Left-Nordic Green Left
|European parliamentary group|
|Name||European United Left-Nordic Green Left|
|Formal name||Confederal Group of the European United Left/Nordic Green Left|
Democratic socialism (majority)|
|European parties||Party of the European Left, European Anti-Capitalist Left|
|Associated organisations||Nordic Green Left Alliance|
|From||6 January 1995|
|Preceded by||European United Left|
Alonso José Puerta (1999-2004),|
Francis Wurtz (2004-09)
Lothar Bisky (2009-12)
Gabriele Zimmer (2012-present)
European United Left-Nordic Green Left (French: Gauche unitaire européenne, GUE-NGL) is a left-wing political group in the European Parliament, established in 1995. The group comprises political parties of socialist and communist orientation.
According to its 1994 constituent declaration, the group is opposed to the present European Union political structure, but committed to integration. That declaration sets out three aims for the construction of another European Union: the total change of institutions to make them "fully democratic"; breaking with "neo-liberal monetarist policies"; and a policy of co-development and equitable cooperation. The group wants to disband the North Atlantic Treaty Organisation (NATO) and "strengthen the Organization for Security and Co-operation in Europe" (OSCE).
The group is ambiguous between reformism and revolution, leaving it up to each party to decide on the manner they deem best suited to achieve these aims. As such, it has simultaneously positioned itself as "insiders" within the European institutions, enabling it to influence the decisions made by co-decision, and as "outsiders" by its willingness to seek "another Union" which would abolish the Maastricht Treaty.
The GUE/NGL is a confederal group: It is composed of MEPs from national parties. Those national parties must share common political objectives with the group, as specified in the group's constituent declaration. Nevertheless, those national parties, not the group, retain control of their MEPs. Thus, the Group may be divided on certain issues.
Members of the group meet regularly to prepare for meetings, debate on policies and vote on resolutions. The group also publishes reports on various topics.
MEPs may be full or associate members.
National parties may be full or associate members.
|Country||National Electoral Alliance||National Party||European Party||MEPs|
|Cyprus||Progressive Party of Working People||PEL (observer)|
|Czech Republic||Communist Party of Bohemia and Moravia||PEL (observer)|
|Denmark||People's Movement against the EU||EUD|
|France||Left Front||French Communist Party||PEL|
|La France insoumise|
|Alliance of the Overseas||Communist Party of Réunion|
|Stefan Eck (independent)|
|Greece||Syriza (Coalition of the Radical Left)||PEL|
|Kostas Chrysogonos (independent)|
|Sofia Sakorafa (independent)|
|Luke 'Ming' Flanagan (independent)|
|Italy||The Other Europe||Italian Left|
|Communist Refoundation Party||PEL|

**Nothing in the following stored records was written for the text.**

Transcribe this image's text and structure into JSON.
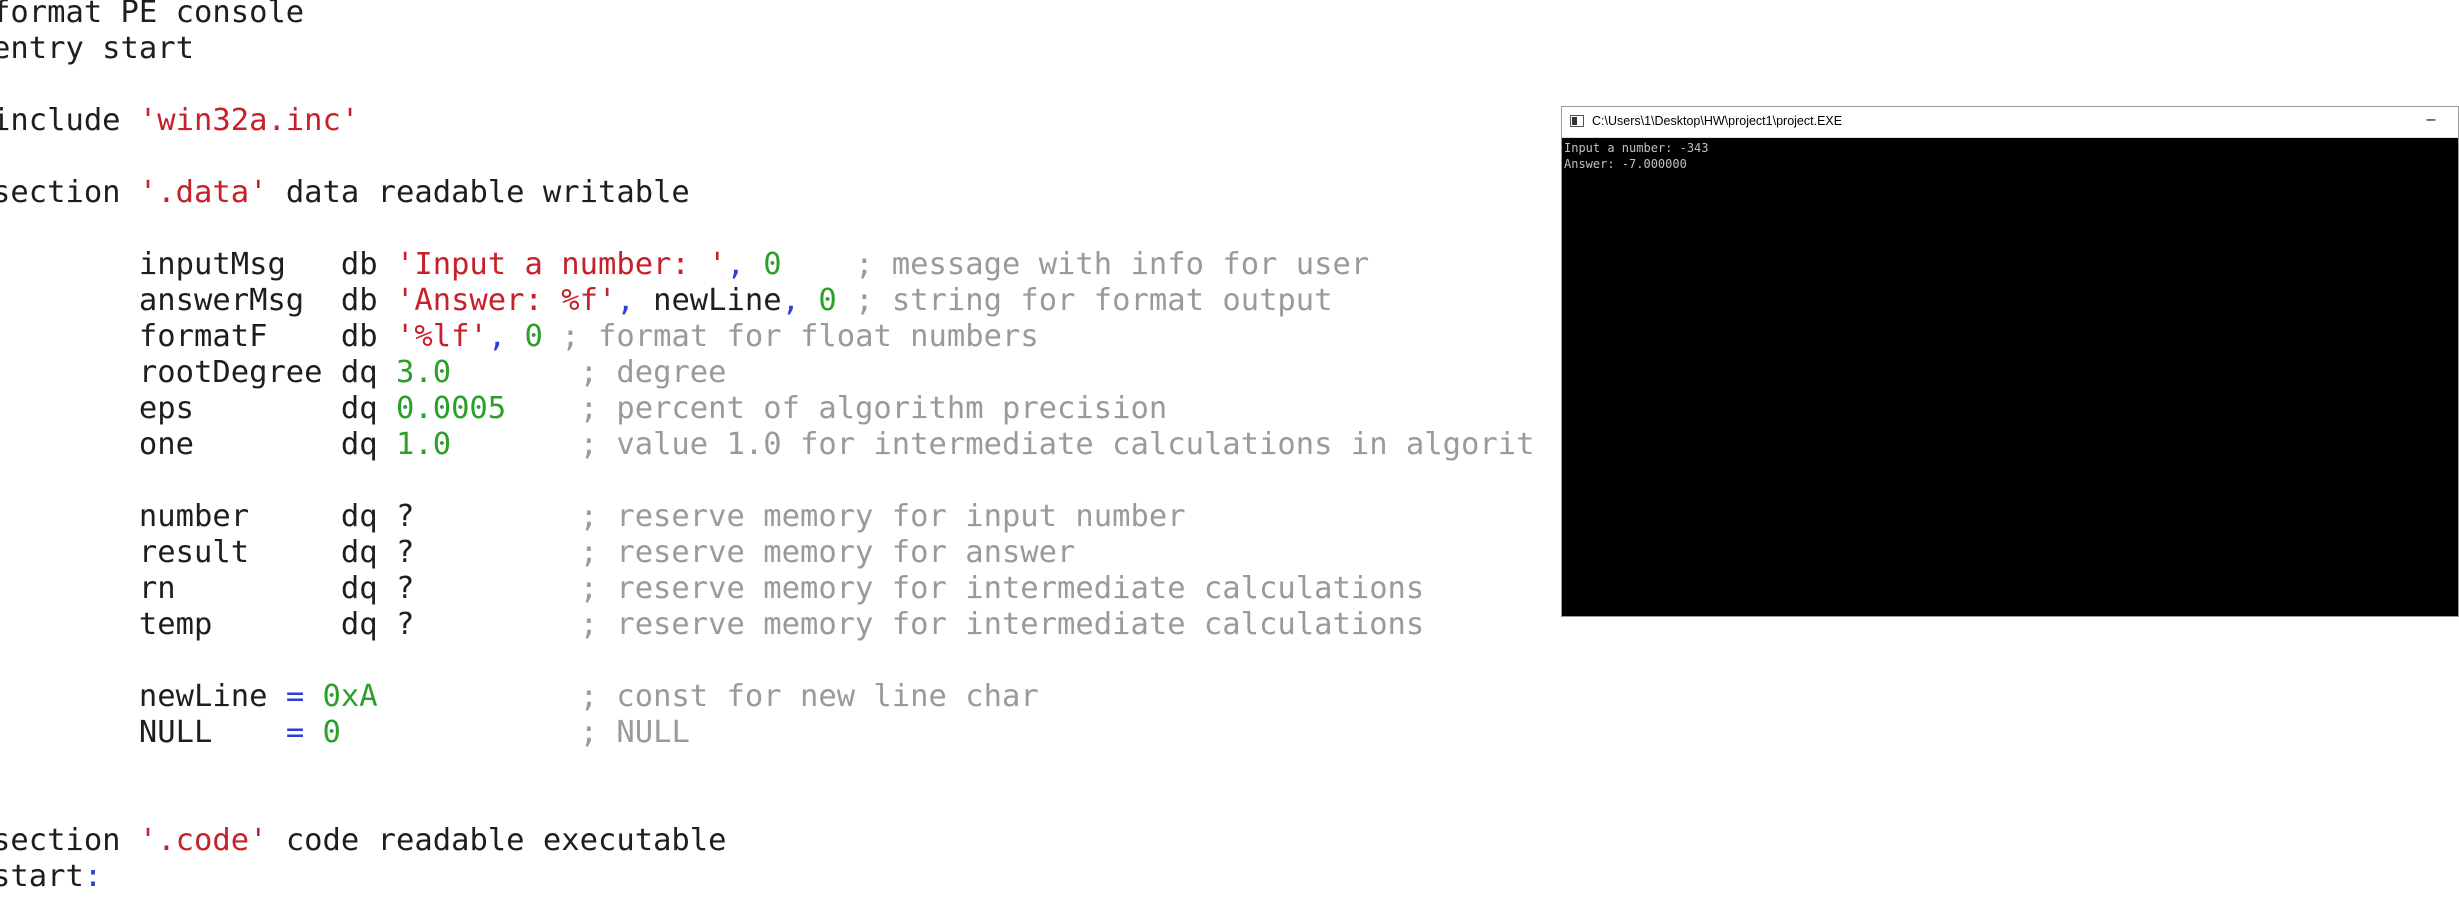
{
  "editor": {
    "lines": [
      [
        {
          "t": "format PE console",
          "k": "plain"
        }
      ],
      [
        {
          "t": "entry start",
          "k": "plain"
        }
      ],
      [],
      [
        {
          "t": "include ",
          "k": "plain"
        },
        {
          "t": "'win32a.inc'",
          "k": "string"
        }
      ],
      [],
      [
        {
          "t": "section ",
          "k": "plain"
        },
        {
          "t": "'.data'",
          "k": "string"
        },
        {
          "t": " data readable writable",
          "k": "plain"
        }
      ],
      [],
      [
        {
          "t": "        inputMsg   db ",
          "k": "plain"
        },
        {
          "t": "'Input a number: '",
          "k": "string"
        },
        {
          "t": ",",
          "k": "punct"
        },
        {
          "t": " 0",
          "k": "number"
        },
        {
          "t": "    ; message with info for user",
          "k": "comment"
        }
      ],
      [
        {
          "t": "        answerMsg  db ",
          "k": "plain"
        },
        {
          "t": "'Answer: %f'",
          "k": "string"
        },
        {
          "t": ",",
          "k": "punct"
        },
        {
          "t": " newLine",
          "k": "plain"
        },
        {
          "t": ",",
          "k": "punct"
        },
        {
          "t": " 0",
          "k": "number"
        },
        {
          "t": " ; string for format output",
          "k": "comment"
        }
      ],
      [
        {
          "t": "        formatF    db ",
          "k": "plain"
        },
        {
          "t": "'%lf'",
          "k": "string"
        },
        {
          "t": ",",
          "k": "punct"
        },
        {
          "t": " 0",
          "k": "number"
        },
        {
          "t": " ; format for float numbers",
          "k": "comment"
        }
      ],
      [
        {
          "t": "        rootDegree dq ",
          "k": "plain"
        },
        {
          "t": "3.0",
          "k": "number"
        },
        {
          "t": "       ; degree",
          "k": "comment"
        }
      ],
      [
        {
          "t": "        eps        dq ",
          "k": "plain"
        },
        {
          "t": "0.0005",
          "k": "number"
        },
        {
          "t": "    ; percent of algorithm precision",
          "k": "comment"
        }
      ],
      [
        {
          "t": "        one        dq ",
          "k": "plain"
        },
        {
          "t": "1.0",
          "k": "number"
        },
        {
          "t": "       ; value 1.0 for intermediate calculations in algorit",
          "k": "comment"
        }
      ],
      [],
      [
        {
          "t": "        number     dq ?",
          "k": "plain"
        },
        {
          "t": "         ; reserve memory for input number",
          "k": "comment"
        }
      ],
      [
        {
          "t": "        result     dq ?",
          "k": "plain"
        },
        {
          "t": "         ; reserve memory for answer",
          "k": "comment"
        }
      ],
      [
        {
          "t": "        rn         dq ?",
          "k": "plain"
        },
        {
          "t": "         ; reserve memory for intermediate calculations",
          "k": "comment"
        }
      ],
      [
        {
          "t": "        temp       dq ?",
          "k": "plain"
        },
        {
          "t": "         ; reserve memory for intermediate calculations",
          "k": "comment"
        }
      ],
      [],
      [
        {
          "t": "        newLine ",
          "k": "plain"
        },
        {
          "t": "=",
          "k": "punct"
        },
        {
          "t": " 0xA",
          "k": "number"
        },
        {
          "t": "           ; const for new line char",
          "k": "comment"
        }
      ],
      [
        {
          "t": "        NULL    ",
          "k": "plain"
        },
        {
          "t": "=",
          "k": "punct"
        },
        {
          "t": " 0",
          "k": "number"
        },
        {
          "t": "             ; NULL",
          "k": "comment"
        }
      ],
      [],
      [],
      [
        {
          "t": "section ",
          "k": "plain"
        },
        {
          "t": "'.code'",
          "k": "string"
        },
        {
          "t": " code readable executable",
          "k": "plain"
        }
      ],
      [
        {
          "t": "start",
          "k": "plain"
        },
        {
          "t": ":",
          "k": "label"
        }
      ]
    ]
  },
  "console": {
    "title": "C:\\Users\\1\\Desktop\\HW\\project1\\project.EXE",
    "minimize_glyph": "–",
    "output": [
      "Input a number: -343",
      "Answer: -7.000000"
    ]
  },
  "colors": {
    "string": "#c8202a",
    "number": "#2aa02a",
    "comment": "#9a9a9a",
    "punct": "#2c3fd0",
    "console_bg": "#000000",
    "console_text": "#c0c0c0"
  },
  "icons": {
    "console_app": "console-app-icon",
    "minimize": "minimize-icon"
  }
}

|Barbara Spinelli (independent)|
|Party for the Animals (Partij voor de Dieren)|
|Unitary Democratic Coalition||Portuguese Communist Party|
|Spain||Plural Left||United Left||PEL|
|Podemos (We Can)|
|The Peoples Decide (Los Pueblos Deciden)|
|United Kingdom||Sinn Féin|
In 1995, the enlargement of the European Union led to the creation of the Nordic Green Left group of parties. The Nordic Green Left merged with the Confederal Group of the European United Left (GUE) on 6 January 1995, forming the Confederal Group of the European United Left/Nordic Green Left. The NGL suffix was added to the name of the expanded group on insistence of Swedish and Finnish MEPs. The group initially consisted of MEPs from the Finnish Left Alliance, Swedish Left Party, the Danish Socialist People's Party, United Left of Spain (including the Spanish Communist Party), Synaspismós of Greece, the French Communist Party, Portuguese Communist Party, the Communist Party of Greece, and the Communist Refoundation Party of Italy.
In 1999, the German Party of Democratic Socialism (PDS) and the Greek Democratic Social Movement (DIKKI) joined as full members, while the five MEPs elected from the list of the French Trotskyist alliance LO-LCR joined as associate members.
In 2002, four MEPs from the French Citizen and Republican Movement also joined the group.
In 2004, no MEPs were elected from LO-LCR, and DIKKI--which was undergoing a dispute with its leader over the party constitution--did not put forward candidates. MEPs from the Portuguese Left Bloc, Sinn Féin both from the Republic of Ireland and Northern Ireland, the Progressive Party of Working People (AKEL) of Cyprus, and the Communist Party of Bohemia and Moravia joined the group.